Chemical communication mediates a variety of critical ecological processes. Sensory perception of chemical signals, for example, strongly influences reproduction, foraging, and habitat selection. In this talk, I will show that the physiological bases of olfactory navigation play important roles in regulating behavior and mediating ecological interactions. I will illustrate this point with examples from 1) pollinator attraction to flowers, where flower odor preference and learning shape the selectivity of the olfactory system in bees and moths, which in turn mediates plant-pollinator associations in the field, and 2) mosquito olfactory behavior, where molecular mechanisms mediating behavior are important in innate and learned preferences for blood meals. While these systems operate under different constraints, all employ similar behavioral search strategies (flux detection) as a means to locate odor sources, and exhibit both innate and learned olfactory behaviors. In studying these different systems, comparisons can be made to understand how chemical communication systems operate depending upon the environment in which they exist.
Columbia University (Research Page)
Date: March 29
Location: IMU Frangipani Room
Title: "Developmental Programming of Behavior via Epigenetic Pathways"
Though genetic variation can have a significant impact on neurobiological and behavioral outcomes, it is evident that environmental experiences can similarly affect biological processes leading to altered neurobehavioral characteristics. Variation in gene regulation has emerged as a mechanism through which the environment can interact with genes to allow for the emergence of divergent phenotypes. Moreover, there is increasing evidence that environmentally-induced changes in gene expression may be achieved through epigenetic pathways. Epigenetic modifications—molecular pathways through which transcription is altered without altering the underlying DNA sequence—play a critical role in the normal process of development and are potentially heritable. A broad range of "experiences" has been demonstrated to alter epigenetic pathways, including prenatal exposure to stress and toxins, postnatal variation in maternal care, and the experience of enhanced social/physical environments. Here, I will describe evidence implicating epigenetic factors, such as DNA methylation, histone modifications, and microRNA in the link between experiences occurring during development and altered neuroendocrine and behavioral outcomes. I will also discuss how these molecular events are hypothesized to contribute to the transgenerational inheritance of traits.
North Carolina State University (Research Page)
Date: March 30
Location: Myers Hall 130
Title: "Neuroendocrine Regulation of Sexual Plasticity in Fishes"

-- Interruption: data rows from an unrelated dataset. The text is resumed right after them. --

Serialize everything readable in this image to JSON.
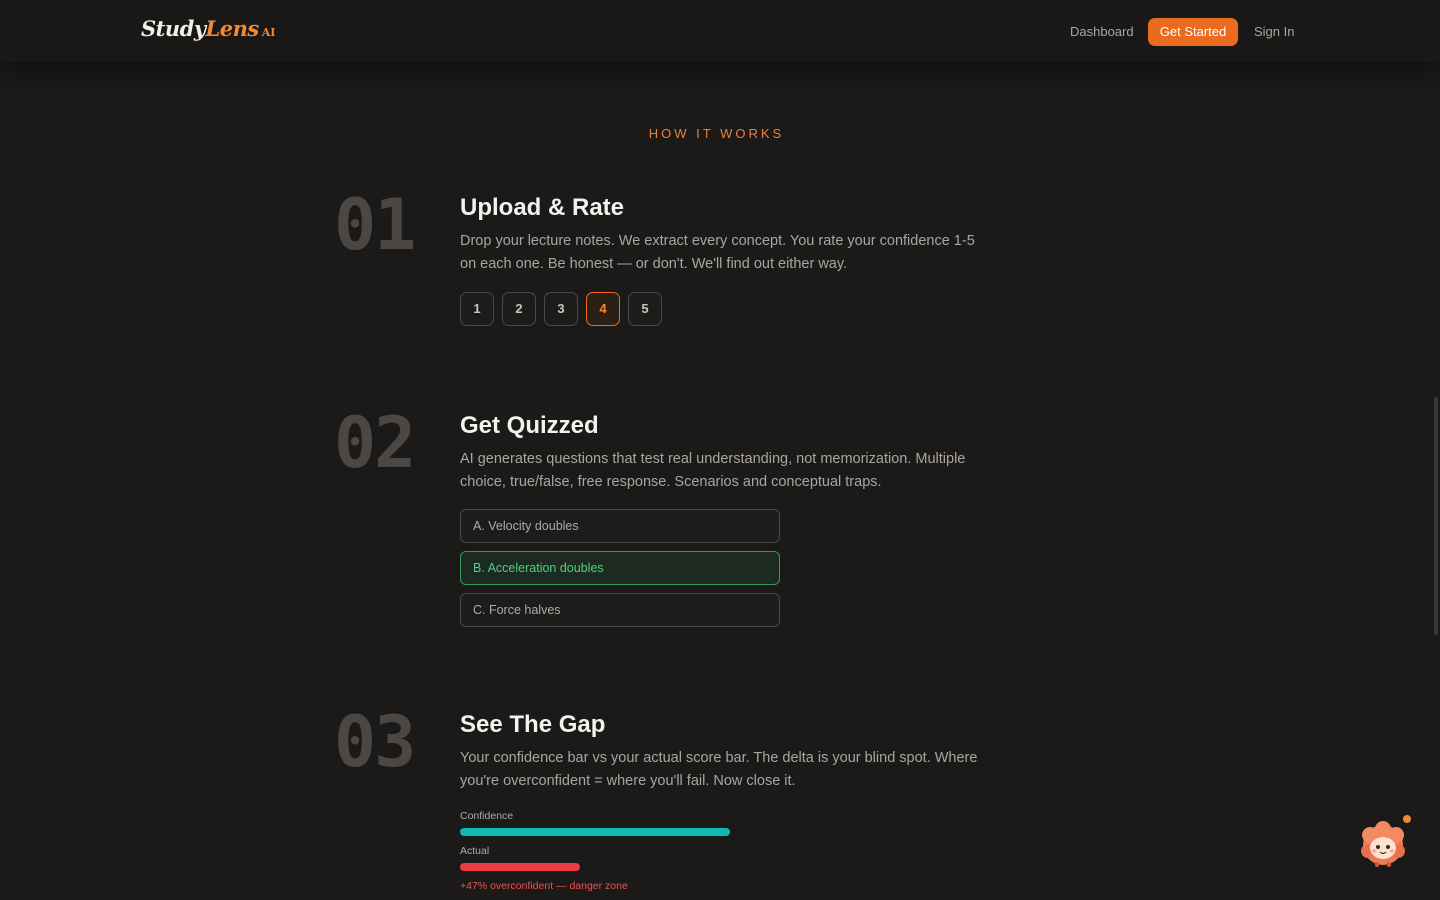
{
  "header": {
    "logo_study": "Study",
    "logo_lens": "Lens",
    "logo_ai": "AI",
    "nav_dashboard": "Dashboard",
    "nav_get_started": "Get Started",
    "nav_sign_in": "Sign In"
  },
  "section": {
    "eyebrow": "HOW IT WORKS"
  },
  "steps": [
    {
      "number": "01",
      "title": "Upload & Rate",
      "description": "Drop your lecture notes. We extract every concept. You rate your confidence 1-5 on each one. Be honest — or don't. We'll find out either way.",
      "ratings": [
        "1",
        "2",
        "3",
        "4",
        "5"
      ],
      "selected_rating": "4"
    },
    {
      "number": "02",
      "title": "Get Quizzed",
      "description": "AI generates questions that test real understanding, not memorization. Multiple choice, true/false, free response. Scenarios and conceptual traps.",
      "options": [
        "A. Velocity doubles",
        "B. Acceleration doubles",
        "C. Force halves"
      ],
      "correct_option": "B. Acceleration doubles"
    },
    {
      "number": "03",
      "title": "See The Gap",
      "description": "Your confidence bar vs your actual score bar. The delta is your blind spot. Where you're overconfident = where you'll fail. Now close it.",
      "confidence_label": "Confidence",
      "actual_label": "Actual",
      "gap_note": "+47% overconfident — danger zone"
    }
  ],
  "bars": {
    "confidence_fraction": 0.52,
    "actual_fraction": 0.23,
    "confidence_color": "#12b8b8",
    "actual_color": "#ee3b45"
  },
  "colors": {
    "accent": "#ea6a1e",
    "correct": "#4fd083",
    "background": "#1c1a19"
  },
  "widgets": {
    "mascot_icon": "sheep-mascot-icon"
  }
}
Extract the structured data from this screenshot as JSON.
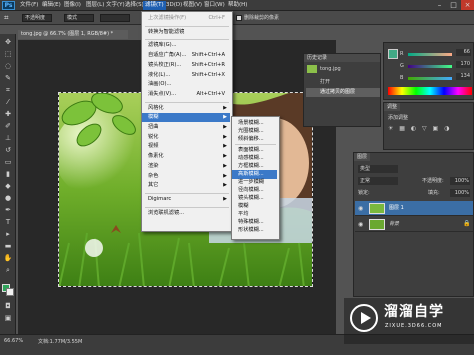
{
  "menubar": {
    "logo": "Ps",
    "items": [
      "文件(F)",
      "编辑(E)",
      "图像(I)",
      "图层(L)",
      "文字(Y)",
      "选择(S)",
      "滤镜(T)",
      "3D(D)",
      "视图(V)",
      "窗口(W)",
      "帮助(H)"
    ],
    "active_index": 6,
    "window_buttons": [
      "–",
      "□",
      "×"
    ]
  },
  "options_bar": {
    "fields": [
      "不透明度",
      "模式",
      ""
    ],
    "checkbox_label": "删除裁剪的像素"
  },
  "document": {
    "tab_title": "tong.jpg @ 66.7% (图层 1, RGB/8#) *",
    "zoom": "66.67%",
    "doc_info": "文档:1.77M/3.55M"
  },
  "filter_menu": {
    "items": [
      {
        "label": "上次滤镜操作(F)",
        "shortcut": "Ctrl+F",
        "disabled": true
      },
      {
        "sep": true
      },
      {
        "label": "转换为智能滤镜",
        "shortcut": ""
      },
      {
        "sep": true
      },
      {
        "label": "滤镜库(G)...",
        "shortcut": ""
      },
      {
        "label": "自适应广角(A)...",
        "shortcut": "Shift+Ctrl+A"
      },
      {
        "label": "镜头校正(R)...",
        "shortcut": "Shift+Ctrl+R"
      },
      {
        "label": "液化(L)...",
        "shortcut": "Shift+Ctrl+X"
      },
      {
        "label": "油画(O)...",
        "shortcut": ""
      },
      {
        "label": "消失点(V)...",
        "shortcut": "Alt+Ctrl+V"
      },
      {
        "sep": true
      },
      {
        "label": "风格化",
        "submenu": true
      },
      {
        "label": "模糊",
        "submenu": true,
        "selected": true
      },
      {
        "label": "扭曲",
        "submenu": true
      },
      {
        "label": "锐化",
        "submenu": true
      },
      {
        "label": "视频",
        "submenu": true
      },
      {
        "label": "像素化",
        "submenu": true
      },
      {
        "label": "渲染",
        "submenu": true
      },
      {
        "label": "杂色",
        "submenu": true
      },
      {
        "label": "其它",
        "submenu": true
      },
      {
        "sep": true
      },
      {
        "label": "Digimarc",
        "submenu": true
      },
      {
        "sep": true
      },
      {
        "label": "浏览联机滤镜...",
        "shortcut": ""
      }
    ]
  },
  "blur_submenu": {
    "items": [
      {
        "label": "场景模糊..."
      },
      {
        "label": "光圈模糊..."
      },
      {
        "label": "倾斜偏移..."
      },
      {
        "sep": true
      },
      {
        "label": "表面模糊..."
      },
      {
        "label": "动感模糊..."
      },
      {
        "label": "方框模糊..."
      },
      {
        "label": "高斯模糊...",
        "selected": true
      },
      {
        "label": "进一步模糊"
      },
      {
        "label": "径向模糊..."
      },
      {
        "label": "镜头模糊..."
      },
      {
        "label": "模糊"
      },
      {
        "label": "平均"
      },
      {
        "label": "特殊模糊..."
      },
      {
        "label": "形状模糊..."
      }
    ]
  },
  "history_panel": {
    "title": "历史记录",
    "snapshot": "tong.jpg",
    "steps": [
      "打开",
      "通过拷贝的图层"
    ]
  },
  "color_panel": {
    "values": [
      "66",
      "170",
      "134"
    ],
    "slider_letters": [
      "R",
      "G",
      "B"
    ]
  },
  "adjust_panel": {
    "title": "调整",
    "sub": "添加调整"
  },
  "layers_panel": {
    "tab": "图层",
    "kind": "类型",
    "blend": "正常",
    "opacity_label": "不透明度:",
    "opacity": "100%",
    "lock_label": "锁定:",
    "fill_label": "填充:",
    "fill": "100%",
    "layers": [
      {
        "name": "图层 1",
        "selected": true
      },
      {
        "name": "背景",
        "selected": false
      }
    ]
  },
  "watermark": {
    "name": "溜溜自学",
    "url": "ZIXUE.3D66.COM"
  },
  "colors": {
    "menu_highlight": "#3b79c8",
    "ui_dark": "#3c3c3c"
  }
}
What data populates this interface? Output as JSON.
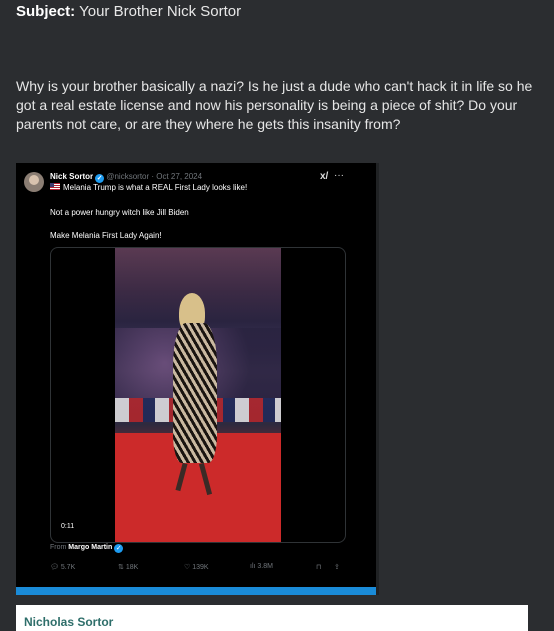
{
  "email": {
    "subject_label": "Subject:",
    "subject": "Your Brother Nick Sortor",
    "body": "Why is your brother basically a nazi?  Is he just a dude who can't hack it in life so he got a real estate license and now his personality is being a piece of shit?  Do your parents not care, or are they where he gets this insanity from?"
  },
  "tweet": {
    "author": "Nick Sortor",
    "handle": "@nicksortor · Oct 27, 2024",
    "line1": "Melania Trump is what a REAL First Lady looks like!",
    "line2": "Not a power hungry witch like Jill Biden",
    "line3": "Make Melania First Lady Again!",
    "video_time": "0:11",
    "from_prefix": "From",
    "from_name": "Margo Martin",
    "stats": {
      "replies": "5.7K",
      "retweets": "18K",
      "likes": "139K",
      "views": "3.8M"
    },
    "icons": {
      "grok": "grok-icon",
      "more": "more-icon",
      "flag": "us-flag-icon",
      "reply": "reply-icon",
      "retweet": "retweet-icon",
      "like": "heart-icon",
      "views": "views-icon",
      "bookmark": "bookmark-icon",
      "share": "share-icon"
    }
  },
  "card": {
    "name": "Nicholas Sortor"
  },
  "colors": {
    "background": "#2b2d30",
    "verified": "#1d9bf0",
    "name_accent": "#2e6e6a"
  }
}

The study of sex differences has produced major insights into the organization of animal phenotypes and the regulatory mechanisms generating behavioral variation from similar genetic templates. Coral reef fishes display an extraordinary diversity of sexual expression including simultaneous hermaphroditism and functional, socially controlled sex change. These systems provide powerful models for understanding gonadal and non-gonadal influences on behavioral and physiological variation. We work with a species, the Caribbean bluehead wrasse (Thalassoma bifasciatum) that exhibits female-to-male functional sex change and discrete alternate male mating phenotypes. This talk will focus on transduction of social cues into reproductive responses by sex-changing female wrasses, how patterns in bluehead wrasses may relate to similar patterns in diverse range of fishes that display alternate mating phenotypes, and how we are using genomic approaches to understand the development and evolution of these sexual phenotypes.